When I start fixating on art design, you know the game has something special but when my attention turns to the music, I’m either drugged or there’s magic involved. The soundtrack of The Tiny Big Bang Story is one of the most pleasing groups of tunes I’ve ever laid ears on. There is genius behind both the creation and the mechanics of the music choices. Because the game requires a brain that acts like a fine toothed comb, extraneous distraction to the senses must be eliminated, and that is precisly what the music accomplishes. I literally have ADHD, yet was able to sit still and focus on the game long after my medication had already worn off. Other games keep me hooked with action, this game kept me hooked by offering me peace at every turn. The next time you have some bad news to tell your significant other (such as spilling marinara sauce on the expensive white couch) put on the TBBS soundtrack and I bet the situation becomes exponentially softer.
“Its closest relative style is probably steam punk meets the Genesis Land of Confusion music video.”
Too little of a good thing?
I’d love to finish this review off by continuing to praise the game, but there are a few issues that need pointing out. First, it’s a disappointingly short game (took me around 3 hours) with very little replay value. Because it was only $9.99 on Steam and had beneficial residual effects (hyperactive me was calm for hours), I never felt as if I overpaid, but would have loved more time to further explore the world I had been so entranced with.
This is also a game that many players will get bored with mainly because the gameplay is not exactly varied, nor is it exciting in the conventional sense of the word. Feelings of accomplishment come from finding a hard to locate item or solving a tough puzzle and not from defeating a towering boss or leveling up. The comparison could be made to a foreign art film with most gamers prefering the summer blockbuster, The Tiny Big Bang Story inherently suffers from a smaller demographic. That being said, I tend to exist in the world of meatheads and TBBS had something for me, so it’s worth a try even if you prefer brawn over brain.

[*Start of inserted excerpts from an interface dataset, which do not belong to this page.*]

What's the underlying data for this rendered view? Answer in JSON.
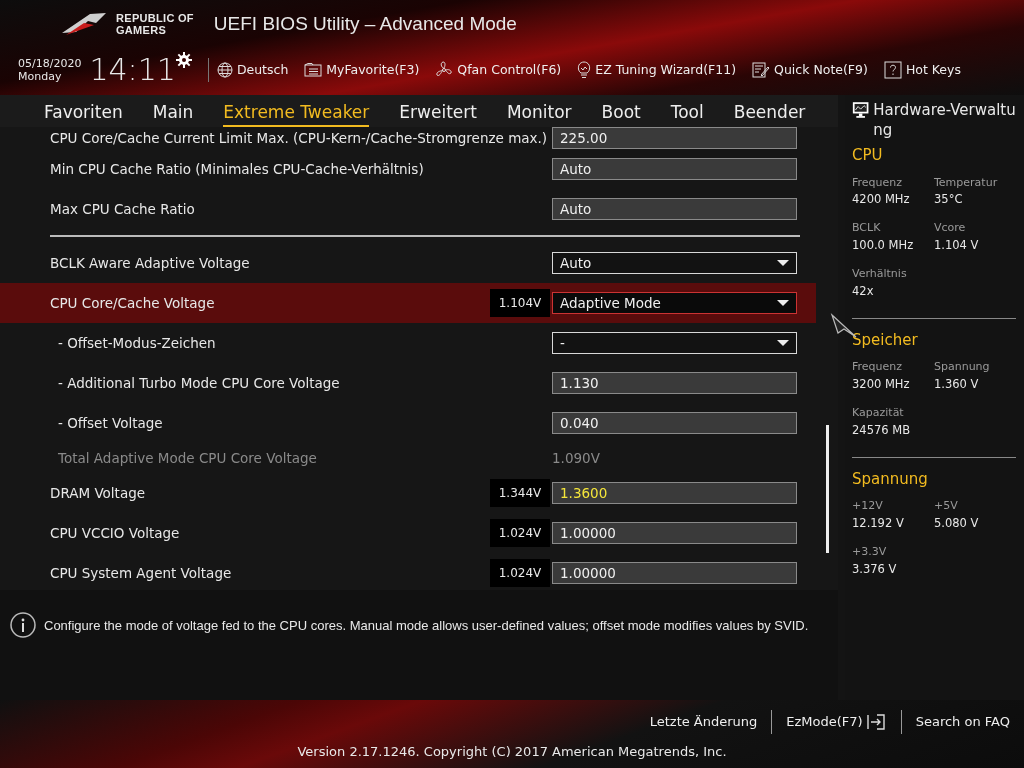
{
  "window": {
    "title": "UEFI BIOS Utility – Advanced Mode"
  },
  "logo": {
    "line_1": "REPUBLIC OF",
    "line_2": "GAMERS"
  },
  "clock": {
    "date": "05/18/2020",
    "day": "Monday",
    "time": "14:11"
  },
  "toolbar": [
    {
      "label": "Deutsch",
      "kind": "globe"
    },
    {
      "label": "MyFavorite(F3)",
      "kind": "list"
    },
    {
      "label": "Qfan Control(F6)",
      "kind": "fan"
    },
    {
      "label": "EZ Tuning Wizard(F11)",
      "kind": "bulb"
    },
    {
      "label": "Quick Note(F9)",
      "kind": "note"
    },
    {
      "label": "Hot Keys",
      "kind": "help"
    }
  ],
  "tabs": [
    {
      "label": "Favoriten",
      "selected": false
    },
    {
      "label": "Main",
      "selected": false
    },
    {
      "label": "Extreme Tweaker",
      "selected": true
    },
    {
      "label": "Erweitert",
      "selected": false
    },
    {
      "label": "Monitor",
      "selected": false
    },
    {
      "label": "Boot",
      "selected": false
    },
    {
      "label": "Tool",
      "selected": false
    },
    {
      "label": "Beender",
      "selected": false
    }
  ],
  "settings": [
    {
      "kind": "field",
      "label": "CPU Core/Cache Current Limit Max. (CPU-Kern-/Cache-Stromgrenze max.)",
      "value": "225.00",
      "selected": false,
      "changed": false
    },
    {
      "kind": "field",
      "label": "Min CPU Cache Ratio (Minimales CPU-Cache-Verhältnis)",
      "value": "Auto",
      "selected": false,
      "changed": false
    },
    {
      "kind": "field",
      "label": "Max CPU Cache Ratio",
      "value": "Auto",
      "selected": false,
      "changed": false
    },
    {
      "kind": "separator"
    },
    {
      "kind": "dropdown",
      "label": "BCLK Aware Adaptive Voltage",
      "value": "Auto",
      "selected": false,
      "changed": false
    },
    {
      "kind": "dropdown",
      "label": "CPU Core/Cache Voltage",
      "reading": "1.104V",
      "value": "Adaptive Mode",
      "selected": true,
      "changed": false,
      "children": [
        {
          "kind": "dropdown",
          "label": "- Offset-Modus-Zeichen",
          "value": "-",
          "selected": false,
          "changed": false
        },
        {
          "kind": "field",
          "label": "- Additional Turbo Mode CPU Core Voltage",
          "value": "1.130",
          "selected": false,
          "changed": false
        },
        {
          "kind": "field",
          "label": "- Offset Voltage",
          "value": "0.040",
          "selected": false,
          "changed": false
        },
        {
          "kind": "info",
          "label": "Total Adaptive Mode CPU Core Voltage",
          "value": "1.090V",
          "selected": false
        }
      ]
    },
    {
      "kind": "field",
      "label": "DRAM Voltage",
      "reading": "1.344V",
      "value": "1.3600",
      "selected": false,
      "changed": true
    },
    {
      "kind": "field",
      "label": "CPU VCCIO Voltage",
      "reading": "1.024V",
      "value": "1.00000",
      "selected": false,
      "changed": false
    },
    {
      "kind": "field",
      "label": "CPU System Agent Voltage",
      "reading": "1.024V",
      "value": "1.00000",
      "selected": false,
      "changed": false
    }
  ],
  "hardware_monitor": {
    "title": "Hardware-Verwaltung",
    "sections": [
      {
        "title": "CPU",
        "items": [
          {
            "label": "Frequenz",
            "value": "4200 MHz"
          },
          {
            "label": "Temperatur",
            "value": "35°C"
          },
          {
            "label": "BCLK",
            "value": "100.0 MHz"
          },
          {
            "label": "Vcore",
            "value": "1.104 V"
          },
          {
            "label": "Verhältnis",
            "value": "42x"
          }
        ]
      },
      {
        "title": "Speicher",
        "items": [
          {
            "label": "Frequenz",
            "value": "3200 MHz"
          },
          {
            "label": "Spannung",
            "value": "1.360 V"
          },
          {
            "label": "Kapazität",
            "value": "24576 MB"
          }
        ]
      },
      {
        "title": "Spannung",
        "items": [
          {
            "label": "+12V",
            "value": "12.192 V"
          },
          {
            "label": "+5V",
            "value": "5.080 V"
          },
          {
            "label": "+3.3V",
            "value": "3.376 V"
          }
        ]
      }
    ]
  },
  "help": {
    "text": "Configure the mode of voltage fed to the CPU cores. Manual mode allows user-defined values; offset mode modifies values by SVID."
  },
  "footer": {
    "links": [
      {
        "label": "Letzte Änderung",
        "kind": "plain"
      },
      {
        "label": "EzMode(F7)",
        "kind": "exit"
      },
      {
        "label": "Search on FAQ",
        "kind": "plain"
      }
    ],
    "version": "Version 2.17.1246. Copyright (C) 2017 American Megatrends, Inc."
  }
}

The Tiny Big Bang Story’s value comes not from its size but from the heart at its core. I am not sure whether Colibiri Games has plans to release further iterations of the series, but I’d personally like to see them create a point-and-click adventure game along the lines of a King’s Quest (I like I-Spy, but have to admit that it loses its appeal after a while). At the end of the day, some games are merely played and some are remembered for a long time after and I’m not going to forget The Tiny Big Bang Story.